Ecuadorian legislators have approved regulations to allow women and girls access to abortions in cases of rape, following a constitutional court ruling that decriminalised such abortions. Previously, Ecuador allowed abortions only when a woman’s life was endangered by pregnancy. Passed on a 75-41 vote, with 14 lawmakers abstaining, the new measure allows abortions up to 12 weeks of pregnancy for adult women in urban areas and up to 16 weeks for minors and adults in rural areas.
United Kingdom (UK) – 18 February 2022
A hitman who murdered a reality television star’s brother in a “tit-for-tat gang war” has been sentenced to life in prison with a minimum term of 35 years. The Metropolitan police described the case as one of the most complex murder investigations in recent history. Flamur Beqiri, 36, was shot dead on the doorstep of his £1.7m home in Battersea, south-west London, in front of his wife as she shielded their two-year-old son on Christmas Eve 2019. Mrs Justice Cheema-Grubb described the murder as “international crime at its most brutal”.
Bahrain – 18 February 2022

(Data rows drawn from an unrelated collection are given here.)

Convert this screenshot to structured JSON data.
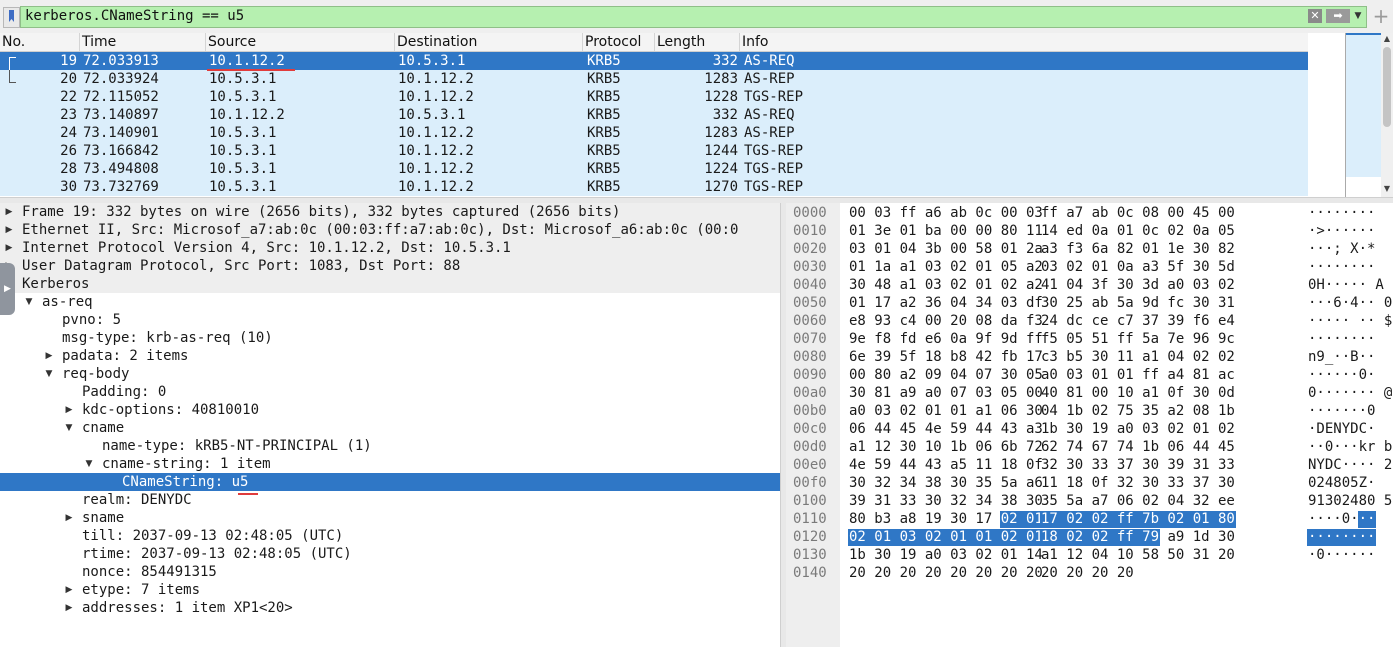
{
  "filter": {
    "expression": "kerberos.CNameString == u5"
  },
  "packet_list": {
    "columns": [
      "No.",
      "Time",
      "Source",
      "Destination",
      "Protocol",
      "Length",
      "Info"
    ],
    "rows": [
      {
        "no": "19",
        "time": "72.033913",
        "src": "10.1.12.2",
        "dst": "10.5.3.1",
        "proto": "KRB5",
        "len": "332",
        "info": "AS-REQ"
      },
      {
        "no": "20",
        "time": "72.033924",
        "src": "10.5.3.1",
        "dst": "10.1.12.2",
        "proto": "KRB5",
        "len": "1283",
        "info": "AS-REP"
      },
      {
        "no": "22",
        "time": "72.115052",
        "src": "10.5.3.1",
        "dst": "10.1.12.2",
        "proto": "KRB5",
        "len": "1228",
        "info": "TGS-REP"
      },
      {
        "no": "23",
        "time": "73.140897",
        "src": "10.1.12.2",
        "dst": "10.5.3.1",
        "proto": "KRB5",
        "len": "332",
        "info": "AS-REQ"
      },
      {
        "no": "24",
        "time": "73.140901",
        "src": "10.5.3.1",
        "dst": "10.1.12.2",
        "proto": "KRB5",
        "len": "1283",
        "info": "AS-REP"
      },
      {
        "no": "26",
        "time": "73.166842",
        "src": "10.5.3.1",
        "dst": "10.1.12.2",
        "proto": "KRB5",
        "len": "1244",
        "info": "TGS-REP"
      },
      {
        "no": "28",
        "time": "73.494808",
        "src": "10.5.3.1",
        "dst": "10.1.12.2",
        "proto": "KRB5",
        "len": "1224",
        "info": "TGS-REP"
      },
      {
        "no": "30",
        "time": "73.732769",
        "src": "10.5.3.1",
        "dst": "10.1.12.2",
        "proto": "KRB5",
        "len": "1270",
        "info": "TGS-REP"
      }
    ]
  },
  "details": [
    {
      "text": "Frame 19: 332 bytes on wire (2656 bits), 332 bytes captured (2656 bits)",
      "level": 0,
      "arrow": "collapsed"
    },
    {
      "text": "Ethernet II, Src: Microsof_a7:ab:0c (00:03:ff:a7:ab:0c), Dst: Microsof_a6:ab:0c (00:0",
      "level": 0,
      "arrow": "collapsed"
    },
    {
      "text": "Internet Protocol Version 4, Src: 10.1.12.2, Dst: 10.5.3.1",
      "level": 0,
      "arrow": "collapsed"
    },
    {
      "text": "User Datagram Protocol, Src Port: 1083, Dst Port: 88",
      "level": 0,
      "arrow": "collapsed"
    },
    {
      "text": "Kerberos",
      "level": 0,
      "arrow": "expanded"
    },
    {
      "text": "as-req",
      "level": 1,
      "arrow": "expanded"
    },
    {
      "text": "pvno: 5",
      "level": 2,
      "arrow": "none"
    },
    {
      "text": "msg-type: krb-as-req (10)",
      "level": 2,
      "arrow": "none"
    },
    {
      "text": "padata: 2 items",
      "level": 2,
      "arrow": "collapsed"
    },
    {
      "text": "req-body",
      "level": 2,
      "arrow": "expanded"
    },
    {
      "text": "Padding: 0",
      "level": 3,
      "arrow": "none"
    },
    {
      "text": "kdc-options: 40810010",
      "level": 3,
      "arrow": "collapsed"
    },
    {
      "text": "cname",
      "level": 3,
      "arrow": "expanded"
    },
    {
      "text": "name-type: kRB5-NT-PRINCIPAL (1)",
      "level": 4,
      "arrow": "none"
    },
    {
      "text": "cname-string: 1 item",
      "level": 4,
      "arrow": "expanded"
    },
    {
      "text": "CNameString: u5",
      "level": 5,
      "arrow": "none"
    },
    {
      "text": "realm: DENYDC",
      "level": 3,
      "arrow": "none"
    },
    {
      "text": "sname",
      "level": 3,
      "arrow": "collapsed"
    },
    {
      "text": "till: 2037-09-13 02:48:05 (UTC)",
      "level": 3,
      "arrow": "none"
    },
    {
      "text": "rtime: 2037-09-13 02:48:05 (UTC)",
      "level": 3,
      "arrow": "none"
    },
    {
      "text": "nonce: 854491315",
      "level": 3,
      "arrow": "none"
    },
    {
      "text": "etype: 7 items",
      "level": 3,
      "arrow": "collapsed"
    },
    {
      "text": "addresses: 1 item XP1<20>",
      "level": 3,
      "arrow": "collapsed"
    }
  ],
  "hex": [
    {
      "off": "0000",
      "a": "00 03 ff a6 ab 0c 00 03",
      "b": "ff a7 ab 0c 08 00 45 00",
      "asc": "········ "
    },
    {
      "off": "0010",
      "a": "01 3e 01 ba 00 00 80 11",
      "b": "14 ed 0a 01 0c 02 0a 05",
      "asc": "·>······ "
    },
    {
      "off": "0020",
      "a": "03 01 04 3b 00 58 01 2a",
      "b": "a3 f3 6a 82 01 1e 30 82",
      "asc": "···; X·* "
    },
    {
      "off": "0030",
      "a": "01 1a a1 03 02 01 05 a2",
      "b": "03 02 01 0a a3 5f 30 5d",
      "asc": "········ "
    },
    {
      "off": "0040",
      "a": "30 48 a1 03 02 01 02 a2",
      "b": "41 04 3f 30 3d a0 03 02",
      "asc": "0H····· A"
    },
    {
      "off": "0050",
      "a": "01 17 a2 36 04 34 03 df",
      "b": "30 25 ab 5a 9d fc 30 31",
      "asc": "···6·4·· 0"
    },
    {
      "off": "0060",
      "a": "e8 93 c4 00 20 08 da f3",
      "b": "24 dc ce c7 37 39 f6 e4",
      "asc": "····· ·· $"
    },
    {
      "off": "0070",
      "a": "9e f8 fd e6 0a 9f 9d ff",
      "b": "f5 05 51 ff 5a 7e 96 9c",
      "asc": "········ "
    },
    {
      "off": "0080",
      "a": "6e 39 5f 18 b8 42 fb 17",
      "b": "c3 b5 30 11 a1 04 02 02",
      "asc": "n9_··B·· "
    },
    {
      "off": "0090",
      "a": "00 80 a2 09 04 07 30 05",
      "b": "a0 03 01 01 ff a4 81 ac",
      "asc": "······0· "
    },
    {
      "off": "00a0",
      "a": "30 81 a9 a0 07 03 05 00",
      "b": "40 81 00 10 a1 0f 30 0d",
      "asc": "0······· @"
    },
    {
      "off": "00b0",
      "a": "a0 03 02 01 01 a1 06 30",
      "b": "04 1b 02 75 35 a2 08 1b",
      "asc": "·······0 "
    },
    {
      "off": "00c0",
      "a": "06 44 45 4e 59 44 43 a3",
      "b": "1b 30 19 a0 03 02 01 02",
      "asc": "·DENYDC· "
    },
    {
      "off": "00d0",
      "a": "a1 12 30 10 1b 06 6b 72",
      "b": "62 74 67 74 1b 06 44 45",
      "asc": "··0···kr b"
    },
    {
      "off": "00e0",
      "a": "4e 59 44 43 a5 11 18 0f",
      "b": "32 30 33 37 30 39 31 33",
      "asc": "NYDC···· 2"
    },
    {
      "off": "00f0",
      "a": "30 32 34 38 30 35 5a a6",
      "b": "11 18 0f 32 30 33 37 30",
      "asc": "024805Z· "
    },
    {
      "off": "0100",
      "a": "39 31 33 30 32 34 38 30",
      "b": "35 5a a7 06 02 04 32 ee",
      "asc": "91302480 5"
    },
    {
      "off": "0110",
      "a": "80 b3 a8 19 30 17",
      "a_hl": "02 01",
      "b_hl": "17 02 02 ff 7b 02 01 80",
      "asc": "····0·",
      "asc_hl": "··"
    },
    {
      "off": "0120",
      "a_hl": "02 01 03 02 01 01 02 01",
      "b_hl": "18 02 02 ff 79",
      "b": "a9 1d 30",
      "asc_hl": "········"
    },
    {
      "off": "0130",
      "a": "1b 30 19 a0 03 02 01 14",
      "b": "a1 12 04 10 58 50 31 20",
      "asc": "·0······ "
    },
    {
      "off": "0140",
      "a": "20 20 20 20 20 20 20 20",
      "b": "20 20 20 20",
      "asc": ""
    }
  ]
}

A new investigation has revealed how NSO Group’s notorious Pegasus spyware was used to infect the devices of three activists in Bahrain, demonstrating yet again the grave threat which Pegasus poses to critics of repressive governments. Ali Abdulemam from digital rights organization Red Line 4 Gulf, with technical support from Amnesty International and Citizen Lab, found that a lawyer, an online journalist, and a mental health counsellor, all of whom have been critical of the Bahraini authorities, were targeted with Pegasus between June and September 2021. The three cases were first identified by Citizen Lab and independently confirmed by Amnesty International. The Pegasus Project consortium had previously identified Bahrain as a potential client of NSO Group, with hundreds of Bahraini phone numbers included on a leaked list of 50,000 potential Pegasus targets.